When the Meta Quest Pro was launched last month, it was clear it was a “kitchen sink” virtual reality (VR) headset that had the latest processors and biggest amount of memory. That kind of performance, however, would cost a grand US$1,499.99.
Now, if you consider the price of smartphones, which have some similar computing hardware, the price is still in the same ballpark in terms of cost.
Yet, the price of VR headsets remains an issue. It’s much harder to convince people to part with the same money they’d spend on an iPhone to jump into a new thing like VR.
The first problem is unfamiliarity. Despite being around for years now, with hundreds of games and videos, VR is still seen as something futuristic, if not “virtually ridiculous” because the headsets often look clunky, if not downright uncomfortable.
Speaking of comfort, one issue for VR to overcome is the idea of putting on these headsets for hours on end.
Are they comfortable, say, for a long virtual meeting in the metaverse, as Meta and other VR proponents believe is the future?
Or would you spend hours in that gear roaming a virtual game world filled with zombies and other adversaries, as entertainment companies like Sony envision?
For that answer, consider the weight of headsets today. Notably, Meta doesn’t state the weight of the Quest Pro on its product page, but a quick check tells you it’s 722g, which is heavier than the earlier Quest 2’s 503g.
Now, I haven’t tried the Quest Pro, so I can’t say if it’s heavy. However, I’ve managed to put on a rival product – the Pico 4, an entry-level VR headset from ByteDance, the folks behind TikTok, that is a lot lighter at just 295g.
The Pico 4 actually feels fine for use for at least an hour – it was a slight case of vertigo that got me to take the headset off after my first tryout.
In other words, the lightweight VR headset has solved one persistent bugbear for VR headsets – the heft that usually comes with a large battery.
More efficient battery life, plus the use of “pancake” lenses in recent VR headsets like the Pico 4, have made it possible to project brighter images with less distortion and also enable slimmer, more portable designs.
Considering the Pico 4 also runs wirelessly, you get a relatively comfortable experience, unlike early VR headsets that had you tethered to a PC or game console. It is also a standalone unit, like modern headsets such as the Quest Pro.
What will also get hopes up for those who see VR as the future is the price of the Pico 4. It costs just S$499, which is what you’d pay for a mid-range graphics card or a mid-range phone.
Competing with the Pico 4 is Meta’s Quest 2, which costs from US$349.99 (S$481). With the lower price and lighter weight, both are VR headset models that will drive more adoption from one early adopter group – gamers.
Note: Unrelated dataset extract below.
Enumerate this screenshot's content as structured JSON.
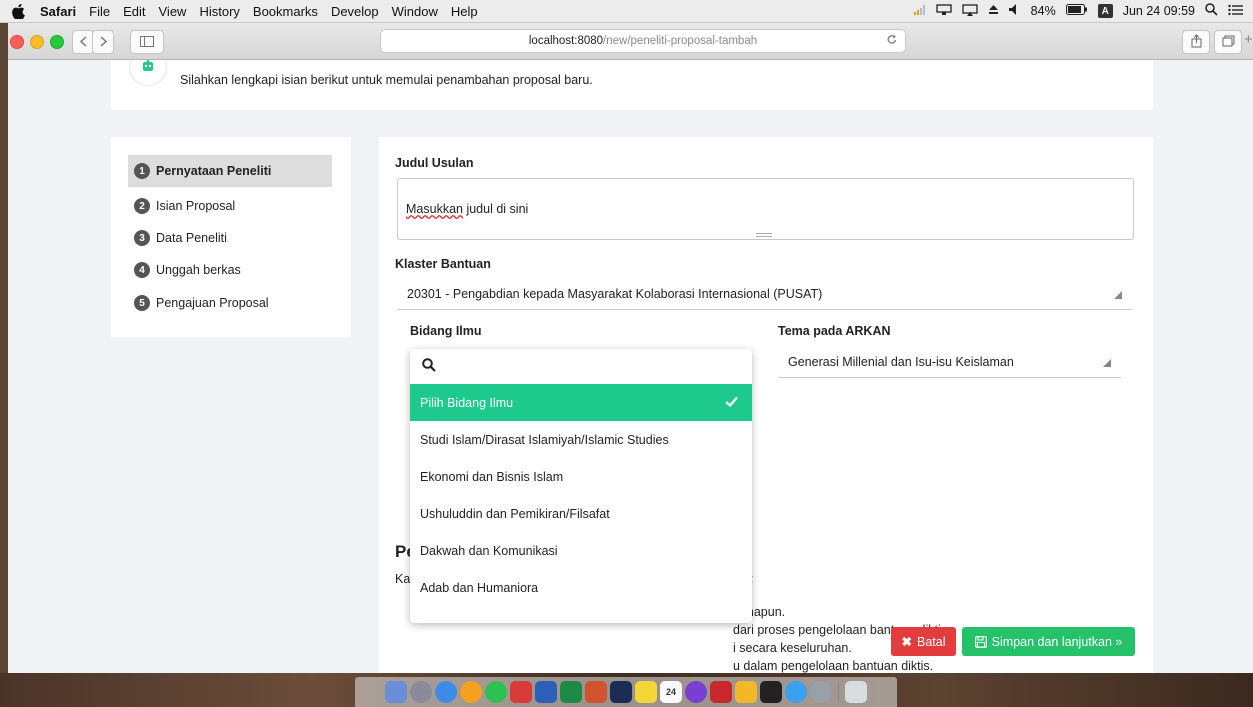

These are the folks who gladly spend hundreds and thousands on the latest gaming peripherals. The promise of a totally new immersive experience might be more persuasive to them than telling work-from-home folks they have to put on a headset to meet their bosses or customers in a VR world.
Gamers are also the users that could help explain to others what the fuss is all about over VR. Just like jumping into the War of Warcraft the first time, only when you’ve played the game would you get what VR is about.
It is something that has to experienced, with the images beamed so close to your eyes you think they are in 3D space all around you. No amount of advertising is as good at converting people as letting them try it out, say, at a friend’s prompting.
Though VR headset shipments are set to grow this year to reach 13.9 million units, up 26.6 per cent from last year, the coming year is the crucial one for the technology to take off, according to research firm IDC
All eyes are on Apple, with many awaiting its first headset next year, though even that is likely to appeal to a small audience of early adopters and Apple fans, noted IDC’s research director Ramon Llamas.
This brings us back to that leap of faith, as it were, that’s needed for VR to get off the ground.
In recent months, it seems manufacturers have overcome earlier problems by coming up with lightweight, wireless and relatively comfortable headsets that are superior to those a few years ago. Now, they have to convince users.
Earlier this week, when I took off the Pico 4 headset recently from trying it out, I felt something familiar from the past. It was the initial feeling of playing my first Wolfenstein or Doom 3D first-person shooter.
Exhilarated yet a little disoriented from staring too hard at a screen and completely sucked into an immersive world, I had wanted more time in it. Now, I wonder if VR will have the same effect on those trying it out for the first time.